The US Christmas shopping season got under way on Friday, with shoppers braving the cold to look for bargains.
A number of negative economic effects may hit spending
On what is traditionally known as "Black Friday", many shops open their doors at midnight or before dawn.
Laptops, televisions, toys and clothes are among the most popular items, as shoppers hunted out discounts.
And despite a gloomy prognosis many big name stores reported bigger crowds for the early morning bargains than they did a year ago.
The National Retail Federation predicts combined November and December holiday sales will grow by 4%, the slowest since 2001, when sales were up 1.3%.
The cautious outlook has been caused by a falling US housing market, a credit crunch, and rising food and fuel costs.
"Retailers knew they had to offer promotions enticing enough to get shoppers out of bed on a chilly day, and they delivered," said Tracy Mullin, chief executive of the National Retail Federation.

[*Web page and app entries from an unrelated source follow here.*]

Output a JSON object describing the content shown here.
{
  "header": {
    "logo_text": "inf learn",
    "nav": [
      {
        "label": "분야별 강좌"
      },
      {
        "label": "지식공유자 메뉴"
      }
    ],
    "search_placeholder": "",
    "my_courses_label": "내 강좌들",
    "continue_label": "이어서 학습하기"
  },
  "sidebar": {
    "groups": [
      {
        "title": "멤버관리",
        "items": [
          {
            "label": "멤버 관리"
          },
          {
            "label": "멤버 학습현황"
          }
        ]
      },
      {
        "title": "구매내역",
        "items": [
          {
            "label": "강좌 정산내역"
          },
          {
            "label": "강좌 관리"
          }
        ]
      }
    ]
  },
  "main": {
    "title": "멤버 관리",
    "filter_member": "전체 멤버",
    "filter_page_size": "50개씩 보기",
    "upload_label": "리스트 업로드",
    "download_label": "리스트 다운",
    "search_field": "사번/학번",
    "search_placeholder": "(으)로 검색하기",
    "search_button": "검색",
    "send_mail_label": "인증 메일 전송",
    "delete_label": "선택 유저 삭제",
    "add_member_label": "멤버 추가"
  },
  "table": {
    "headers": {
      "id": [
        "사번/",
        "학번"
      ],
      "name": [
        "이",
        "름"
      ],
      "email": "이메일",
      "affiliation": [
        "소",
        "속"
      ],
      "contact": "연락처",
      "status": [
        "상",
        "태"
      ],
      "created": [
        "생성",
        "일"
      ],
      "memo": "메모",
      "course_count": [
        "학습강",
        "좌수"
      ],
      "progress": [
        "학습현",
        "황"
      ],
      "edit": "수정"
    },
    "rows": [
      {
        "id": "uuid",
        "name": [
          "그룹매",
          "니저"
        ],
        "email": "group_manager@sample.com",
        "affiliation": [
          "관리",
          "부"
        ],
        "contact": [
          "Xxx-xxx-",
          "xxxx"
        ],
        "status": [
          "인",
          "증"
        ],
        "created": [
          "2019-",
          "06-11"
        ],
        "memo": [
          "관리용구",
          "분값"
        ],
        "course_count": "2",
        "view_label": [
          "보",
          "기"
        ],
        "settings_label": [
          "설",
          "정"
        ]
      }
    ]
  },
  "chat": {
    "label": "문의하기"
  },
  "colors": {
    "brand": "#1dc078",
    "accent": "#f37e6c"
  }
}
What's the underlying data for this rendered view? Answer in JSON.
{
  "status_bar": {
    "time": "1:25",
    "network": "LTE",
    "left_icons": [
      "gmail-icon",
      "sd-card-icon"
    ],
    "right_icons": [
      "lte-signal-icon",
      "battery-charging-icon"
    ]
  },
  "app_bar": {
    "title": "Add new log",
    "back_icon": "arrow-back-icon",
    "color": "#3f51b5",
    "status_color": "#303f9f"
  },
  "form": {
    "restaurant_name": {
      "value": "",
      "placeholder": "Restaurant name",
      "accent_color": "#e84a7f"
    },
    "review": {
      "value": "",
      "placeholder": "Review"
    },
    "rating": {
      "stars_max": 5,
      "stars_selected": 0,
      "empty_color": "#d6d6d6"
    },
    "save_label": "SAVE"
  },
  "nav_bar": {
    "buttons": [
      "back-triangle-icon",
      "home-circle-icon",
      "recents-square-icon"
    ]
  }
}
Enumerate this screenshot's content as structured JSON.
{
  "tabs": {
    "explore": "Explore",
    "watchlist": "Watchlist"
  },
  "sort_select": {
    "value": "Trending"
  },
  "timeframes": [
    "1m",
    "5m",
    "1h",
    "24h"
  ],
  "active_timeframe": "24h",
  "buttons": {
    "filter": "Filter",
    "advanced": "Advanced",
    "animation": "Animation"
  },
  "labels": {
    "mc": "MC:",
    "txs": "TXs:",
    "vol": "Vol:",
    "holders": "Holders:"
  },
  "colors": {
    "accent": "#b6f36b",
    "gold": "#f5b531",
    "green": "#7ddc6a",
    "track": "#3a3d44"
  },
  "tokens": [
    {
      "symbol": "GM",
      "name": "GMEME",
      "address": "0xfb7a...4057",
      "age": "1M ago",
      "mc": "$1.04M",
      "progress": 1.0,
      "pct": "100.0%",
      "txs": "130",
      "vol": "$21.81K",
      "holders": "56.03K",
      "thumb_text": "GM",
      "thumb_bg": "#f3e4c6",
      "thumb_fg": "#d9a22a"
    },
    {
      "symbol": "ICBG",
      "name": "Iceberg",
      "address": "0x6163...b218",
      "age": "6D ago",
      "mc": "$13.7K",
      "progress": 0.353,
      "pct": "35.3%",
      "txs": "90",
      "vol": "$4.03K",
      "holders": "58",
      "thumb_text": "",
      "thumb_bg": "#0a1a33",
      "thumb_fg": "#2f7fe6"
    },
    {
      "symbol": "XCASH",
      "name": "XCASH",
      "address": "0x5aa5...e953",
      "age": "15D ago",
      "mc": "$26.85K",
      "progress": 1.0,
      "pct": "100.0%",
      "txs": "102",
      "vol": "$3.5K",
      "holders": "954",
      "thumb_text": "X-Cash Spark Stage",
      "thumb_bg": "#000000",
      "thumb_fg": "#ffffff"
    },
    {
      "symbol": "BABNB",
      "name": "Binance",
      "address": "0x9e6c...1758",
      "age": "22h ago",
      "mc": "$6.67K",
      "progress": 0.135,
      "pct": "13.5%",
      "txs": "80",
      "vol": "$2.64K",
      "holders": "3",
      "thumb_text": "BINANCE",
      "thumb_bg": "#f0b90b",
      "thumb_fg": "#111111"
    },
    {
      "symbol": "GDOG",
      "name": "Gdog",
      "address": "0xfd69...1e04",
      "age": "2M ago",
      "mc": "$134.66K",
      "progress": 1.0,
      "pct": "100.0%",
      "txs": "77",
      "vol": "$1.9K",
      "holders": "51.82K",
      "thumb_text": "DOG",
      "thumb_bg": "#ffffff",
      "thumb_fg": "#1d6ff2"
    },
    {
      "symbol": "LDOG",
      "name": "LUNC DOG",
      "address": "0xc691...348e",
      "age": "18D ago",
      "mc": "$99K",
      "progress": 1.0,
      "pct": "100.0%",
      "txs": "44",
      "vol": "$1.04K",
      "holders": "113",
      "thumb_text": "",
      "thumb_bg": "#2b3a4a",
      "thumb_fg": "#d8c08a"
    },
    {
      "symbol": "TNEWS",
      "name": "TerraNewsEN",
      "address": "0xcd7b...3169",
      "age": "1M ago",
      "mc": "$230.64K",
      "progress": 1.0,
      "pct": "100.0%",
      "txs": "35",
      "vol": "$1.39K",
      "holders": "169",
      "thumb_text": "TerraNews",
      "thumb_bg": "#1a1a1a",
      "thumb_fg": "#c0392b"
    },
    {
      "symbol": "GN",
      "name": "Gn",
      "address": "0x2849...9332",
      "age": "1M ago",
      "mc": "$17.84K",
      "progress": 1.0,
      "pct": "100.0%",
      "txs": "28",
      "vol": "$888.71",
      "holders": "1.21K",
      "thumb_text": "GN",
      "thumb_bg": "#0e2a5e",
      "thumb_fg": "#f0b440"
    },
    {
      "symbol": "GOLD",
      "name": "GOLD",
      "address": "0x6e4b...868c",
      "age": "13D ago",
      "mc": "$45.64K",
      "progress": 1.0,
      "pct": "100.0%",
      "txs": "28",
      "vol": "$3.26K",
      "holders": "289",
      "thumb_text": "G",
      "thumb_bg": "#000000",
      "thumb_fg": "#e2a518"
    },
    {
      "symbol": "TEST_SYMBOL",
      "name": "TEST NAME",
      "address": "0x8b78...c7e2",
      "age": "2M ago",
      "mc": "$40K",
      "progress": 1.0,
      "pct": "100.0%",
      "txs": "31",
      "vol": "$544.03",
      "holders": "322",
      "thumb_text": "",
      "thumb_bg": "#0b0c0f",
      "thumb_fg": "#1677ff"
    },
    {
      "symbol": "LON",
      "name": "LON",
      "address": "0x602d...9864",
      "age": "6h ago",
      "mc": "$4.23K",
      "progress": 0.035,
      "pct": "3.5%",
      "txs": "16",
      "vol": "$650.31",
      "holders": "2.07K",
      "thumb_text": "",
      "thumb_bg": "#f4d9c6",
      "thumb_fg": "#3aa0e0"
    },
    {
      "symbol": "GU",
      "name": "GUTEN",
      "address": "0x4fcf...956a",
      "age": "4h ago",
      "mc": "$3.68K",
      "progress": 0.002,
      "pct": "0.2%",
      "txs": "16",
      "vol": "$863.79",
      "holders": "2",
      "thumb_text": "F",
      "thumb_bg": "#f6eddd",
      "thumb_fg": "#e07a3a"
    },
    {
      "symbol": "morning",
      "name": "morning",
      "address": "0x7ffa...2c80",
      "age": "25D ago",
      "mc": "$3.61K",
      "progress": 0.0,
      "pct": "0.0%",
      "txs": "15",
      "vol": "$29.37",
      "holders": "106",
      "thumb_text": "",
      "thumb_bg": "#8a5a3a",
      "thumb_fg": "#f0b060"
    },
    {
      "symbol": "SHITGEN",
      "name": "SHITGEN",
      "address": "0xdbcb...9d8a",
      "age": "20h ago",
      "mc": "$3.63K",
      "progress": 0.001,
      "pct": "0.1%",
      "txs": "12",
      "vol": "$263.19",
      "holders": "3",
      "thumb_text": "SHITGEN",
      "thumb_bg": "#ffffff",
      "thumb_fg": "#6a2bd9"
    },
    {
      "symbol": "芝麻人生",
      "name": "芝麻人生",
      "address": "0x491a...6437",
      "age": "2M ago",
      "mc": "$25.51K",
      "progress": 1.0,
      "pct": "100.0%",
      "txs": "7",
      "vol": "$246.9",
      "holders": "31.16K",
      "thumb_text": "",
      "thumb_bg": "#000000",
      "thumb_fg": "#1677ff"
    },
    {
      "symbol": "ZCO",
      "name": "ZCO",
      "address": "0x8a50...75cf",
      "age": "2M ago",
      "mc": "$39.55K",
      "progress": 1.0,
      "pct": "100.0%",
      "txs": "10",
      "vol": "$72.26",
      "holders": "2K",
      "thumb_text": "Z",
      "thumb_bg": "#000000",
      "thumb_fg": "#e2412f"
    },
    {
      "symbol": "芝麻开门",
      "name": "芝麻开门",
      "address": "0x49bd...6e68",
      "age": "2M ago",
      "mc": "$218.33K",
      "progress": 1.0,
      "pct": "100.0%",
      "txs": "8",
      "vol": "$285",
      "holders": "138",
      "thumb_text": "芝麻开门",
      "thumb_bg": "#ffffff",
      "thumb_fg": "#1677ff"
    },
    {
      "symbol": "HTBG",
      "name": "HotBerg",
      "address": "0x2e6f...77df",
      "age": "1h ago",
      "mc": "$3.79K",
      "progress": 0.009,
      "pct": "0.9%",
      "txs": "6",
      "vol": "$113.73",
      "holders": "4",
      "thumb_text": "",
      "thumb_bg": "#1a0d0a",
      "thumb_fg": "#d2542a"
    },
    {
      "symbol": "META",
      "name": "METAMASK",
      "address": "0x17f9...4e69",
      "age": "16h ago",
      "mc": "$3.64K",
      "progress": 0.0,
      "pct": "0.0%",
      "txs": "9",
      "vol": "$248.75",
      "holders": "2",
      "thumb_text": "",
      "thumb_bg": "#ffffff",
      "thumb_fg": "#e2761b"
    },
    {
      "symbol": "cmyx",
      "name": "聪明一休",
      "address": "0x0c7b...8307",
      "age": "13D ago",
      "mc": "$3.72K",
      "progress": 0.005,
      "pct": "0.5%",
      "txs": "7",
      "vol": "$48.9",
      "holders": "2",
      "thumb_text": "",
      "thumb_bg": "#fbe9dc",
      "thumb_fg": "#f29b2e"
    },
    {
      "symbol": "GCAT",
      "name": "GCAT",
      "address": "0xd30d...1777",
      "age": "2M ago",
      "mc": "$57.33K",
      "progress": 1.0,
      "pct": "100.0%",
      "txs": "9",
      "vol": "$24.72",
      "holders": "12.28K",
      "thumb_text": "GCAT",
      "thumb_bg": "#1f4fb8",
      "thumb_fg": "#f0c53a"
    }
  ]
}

"Though retailers are anticipating a challenging holiday season, they are encouraged by the enthusiasm that their Black Friday sales generated."
The Thanksgiving weekend accounts for about 10% of all holiday sales.
Black Friday, one of the busiest shopping days of the year, used to be the day when a lot of retailers turned profits - literally going into the black - for the whole year.
This year stores started offering discounts and extended their working hours several weeks ago, expecting a difficult time ahead.
The most recent official data from the Commerce Department showed that retail sales rose by just 0.2% in October, compared with September's 0.7% gain.
Shoppers braved freezing conditions
At the same time, some of America's largest retail firms, such as Macy's, Limited Brands, JC Penny and Nordstrom, all saw same-store sales fall last month.
The downturn in the housing market has centred on record levels of mortgage defaults in the so-called sub-prime sector, which specialises in higher risk loans to people with poor credit histories, or those on lower incomes.
Most of the main US banks have subsequently lost billions of dollars after having to write-off their exposure to this bad debt.
The crisis has made the banks much less willing to lend among themselves or to other borrowers, both reducing and pushing up the price of available credit.
America's central bank, the Federal Reserve, has confirmed that economic growth is now slowing.
Earlier this week it cut its forecast for 2008's economic growth to a range of 1.8% to 2.5%. Previously it has predicted growth of between 2.5% and 2.75% for next year.